They say you never forget your first love, well I will never forget my first sales call.
I was 17, as green as a sapling and I somehow managed to blag myself a job as a telesales advisor in an all male family run firm. I swear to this day the interview was 50% alluded capability, 10% outrageous flirtation and 40% steely-eyed determination that I would be hired no matter what (because damn, I was good and more importantly I wanted a pair of very expensive red boots that I couldn’t afford without a job).
However what I failed to admit to anyone even myself, was that I had never made a sales call in my life and other than ringing my friend Marie* (name has been changed due to the fact that she has a lot of dirt on me) occasionally to talk about boy stuff, I pretty much hated the phone. I just shrugged and said ‘how hard can it be?’
Famous last words.
My boss, a kindly father-like figure who I adored and feared in equal measure, declared on day one that I would be the saviour of the firm and to ‘treat me nice’ After presenting me with a list of sales prospects and slapping me on the back with a “go for it girl, make us some money”, he breezed out the office. No pressure then.
My desk was in the middle of the office, I likened it a bit to air traffic control, there wasn’t a moment that someone didn’t walk past, comment, scratch their bits or nod vaguely to the side in a way that I took to mean hello or that they had a twitch, but mostly hello.
After re-arranging my note pad, pens and stapler for an hour and no longer being able to avoid meeting the gaze of 15 pairs of curious and expectant eyes, I reached for the phone. The problem was that I was shaking so badly with nerves that I dropped the phone on floor. As it dropped, the phone cord tangled in the chair and when I went to sit down after retrieving it, it acted as a catapult and propelled me with the force of a water cannon into the service manager who had just picked up a rather large mug of coffee. I was wearing a white blouse, he was wearing a white lab coat, I will leave the rest to your imagination.
After 20 minutes of mortified apologising to rolled eyes and faint muttering of ‘girls’ ‘allowed’ ‘workplace’ and ‘FFS’ I decided that it was a good idea to write a marketing and sales plan. I would leave the calls till the afternoon, or perhaps later in the week. After all sales is all about processes isn’t? If you don’t have a shiny structure and plan how would you make sales? Who needs the phone anyway!
This furious writing, and furrowed creative brow was interrupted by my boss’s puzzled expression as to why I wasn’t on the phone because you know… that was my job and we needed sales etc etc.
So I could put it off no longer. I shook so badly that I barely manged to dial the number and held onto the receiver for dear life (in the way that I now hold on to chocolate). Before I could get out “hello this is Helen from… the nausea that had been bubbling in my stomach all day turned into a full on flow and despite running at a speed Mo Farah would have been impressed with, vomit started to steep through my fingers and couldn’t be contained any longer. I threw up in the corridor. All over the wall, the commemorative plaque and the carpet.
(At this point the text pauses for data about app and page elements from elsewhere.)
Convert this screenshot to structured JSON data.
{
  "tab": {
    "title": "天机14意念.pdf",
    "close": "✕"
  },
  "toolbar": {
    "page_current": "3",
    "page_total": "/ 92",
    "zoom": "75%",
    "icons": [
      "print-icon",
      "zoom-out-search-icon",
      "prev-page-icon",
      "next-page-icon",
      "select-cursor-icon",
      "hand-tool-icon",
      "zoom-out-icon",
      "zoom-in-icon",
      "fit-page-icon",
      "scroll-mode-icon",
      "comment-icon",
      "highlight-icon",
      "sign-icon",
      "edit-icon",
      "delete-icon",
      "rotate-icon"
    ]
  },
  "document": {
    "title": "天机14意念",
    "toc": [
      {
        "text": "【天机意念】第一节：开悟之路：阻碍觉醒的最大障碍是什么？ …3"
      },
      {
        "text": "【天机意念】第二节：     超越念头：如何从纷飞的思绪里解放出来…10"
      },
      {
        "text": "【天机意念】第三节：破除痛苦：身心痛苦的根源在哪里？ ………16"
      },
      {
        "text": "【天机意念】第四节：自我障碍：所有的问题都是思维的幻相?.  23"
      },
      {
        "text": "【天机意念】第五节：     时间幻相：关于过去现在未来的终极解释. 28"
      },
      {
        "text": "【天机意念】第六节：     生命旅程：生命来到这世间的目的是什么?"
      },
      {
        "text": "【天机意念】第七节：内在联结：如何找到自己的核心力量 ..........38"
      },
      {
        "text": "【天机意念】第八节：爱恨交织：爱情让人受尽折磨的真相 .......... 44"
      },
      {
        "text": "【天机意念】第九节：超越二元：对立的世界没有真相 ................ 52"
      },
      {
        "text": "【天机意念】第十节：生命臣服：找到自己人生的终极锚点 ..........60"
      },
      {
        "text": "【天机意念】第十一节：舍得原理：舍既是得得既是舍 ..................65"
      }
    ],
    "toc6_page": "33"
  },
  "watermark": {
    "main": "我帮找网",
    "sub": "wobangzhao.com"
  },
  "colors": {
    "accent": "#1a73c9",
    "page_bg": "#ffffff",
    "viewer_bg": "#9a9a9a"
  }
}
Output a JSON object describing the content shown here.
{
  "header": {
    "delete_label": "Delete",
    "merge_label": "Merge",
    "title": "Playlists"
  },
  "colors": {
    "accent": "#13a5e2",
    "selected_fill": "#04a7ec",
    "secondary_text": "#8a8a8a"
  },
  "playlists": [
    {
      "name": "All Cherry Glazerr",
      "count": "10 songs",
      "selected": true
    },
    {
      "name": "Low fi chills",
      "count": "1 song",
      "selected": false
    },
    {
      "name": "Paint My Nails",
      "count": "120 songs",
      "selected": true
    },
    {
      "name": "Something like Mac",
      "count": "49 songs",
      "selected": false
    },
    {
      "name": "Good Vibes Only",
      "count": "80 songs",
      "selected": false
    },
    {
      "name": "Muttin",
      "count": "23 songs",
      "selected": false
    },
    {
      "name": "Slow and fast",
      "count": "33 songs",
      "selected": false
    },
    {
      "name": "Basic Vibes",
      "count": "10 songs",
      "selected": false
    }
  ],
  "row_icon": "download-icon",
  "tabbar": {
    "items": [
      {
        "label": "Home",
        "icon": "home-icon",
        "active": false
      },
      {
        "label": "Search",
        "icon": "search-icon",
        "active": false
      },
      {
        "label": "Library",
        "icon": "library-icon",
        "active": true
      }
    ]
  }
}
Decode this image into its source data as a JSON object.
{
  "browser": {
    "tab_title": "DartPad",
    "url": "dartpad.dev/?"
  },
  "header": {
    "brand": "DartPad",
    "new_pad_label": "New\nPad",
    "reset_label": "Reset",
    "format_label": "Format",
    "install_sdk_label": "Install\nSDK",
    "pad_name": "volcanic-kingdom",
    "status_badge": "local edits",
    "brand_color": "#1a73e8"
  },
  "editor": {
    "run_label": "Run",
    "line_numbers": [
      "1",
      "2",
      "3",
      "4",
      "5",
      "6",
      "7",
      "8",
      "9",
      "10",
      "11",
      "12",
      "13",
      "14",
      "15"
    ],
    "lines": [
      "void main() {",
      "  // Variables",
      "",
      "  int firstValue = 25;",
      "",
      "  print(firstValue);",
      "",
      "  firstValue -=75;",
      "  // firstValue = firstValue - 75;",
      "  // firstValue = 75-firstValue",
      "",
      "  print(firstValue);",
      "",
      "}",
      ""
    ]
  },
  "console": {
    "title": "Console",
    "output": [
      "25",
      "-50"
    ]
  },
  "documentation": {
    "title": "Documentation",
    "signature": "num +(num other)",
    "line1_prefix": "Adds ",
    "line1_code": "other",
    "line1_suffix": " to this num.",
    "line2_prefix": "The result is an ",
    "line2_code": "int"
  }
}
And me. It was all over me and mixing quite well with the abstract painting of the earlier coffee fiasco on my (less) gorgeous white blouse. A paint ball party-setting for one.
After surveying the horror of the situation, (I now know how Carrie felt) I burst into tears, frantically wondering how I could get my bag and keys from the office and leave, never facing anyone again. After cleaning up as best I could, I picked up my stuff and walked languorously to the door only to be confronted my boss who was coming to “see if I needed anything” in-between sobs, choking coughs and a lot of incoherent babbling he took me to his office and sat me down with a tissue. Both of us ignoring the sheer awfulness of the situation.
As long as I live I will never forget the kindness of that wonderful man. I was so embarrassed, I tried to quit multiple times and he refused to let me. Despite the carnage I had caused (for months afterwards there was a smell of eggs in the corridor) he was sympathetic, reassuring and gave me the sage advice that defined my career.
You’ve got this
Believe in yourself just as I believe in you.
Sales is just a conversation. Nothing more.
He told me to go home and that he expected me in his office at 8:30 the next day. If I didn’t turn up he would come and get me. From that moment on he become my mentor, my friend, and taught me about sales. What I didn’t realise at the time is that he taught me so much more than I could ever have hoped for. He taught me about me. That life was about resilience, self belief and standing in my own power.
I remember him standing there on that chilly Tuesday morning, pipe in hand and saying the words I would base my whole business on:
“A sale is so much more than making money and getting a commission, it’s the connection that you make with a client, it’s the value that you bring and it’s the difference that you make to that business and to your own”
So until the next time, let me ask you this;
What does selling mean to you?
Have you ever thrown up before a sales call?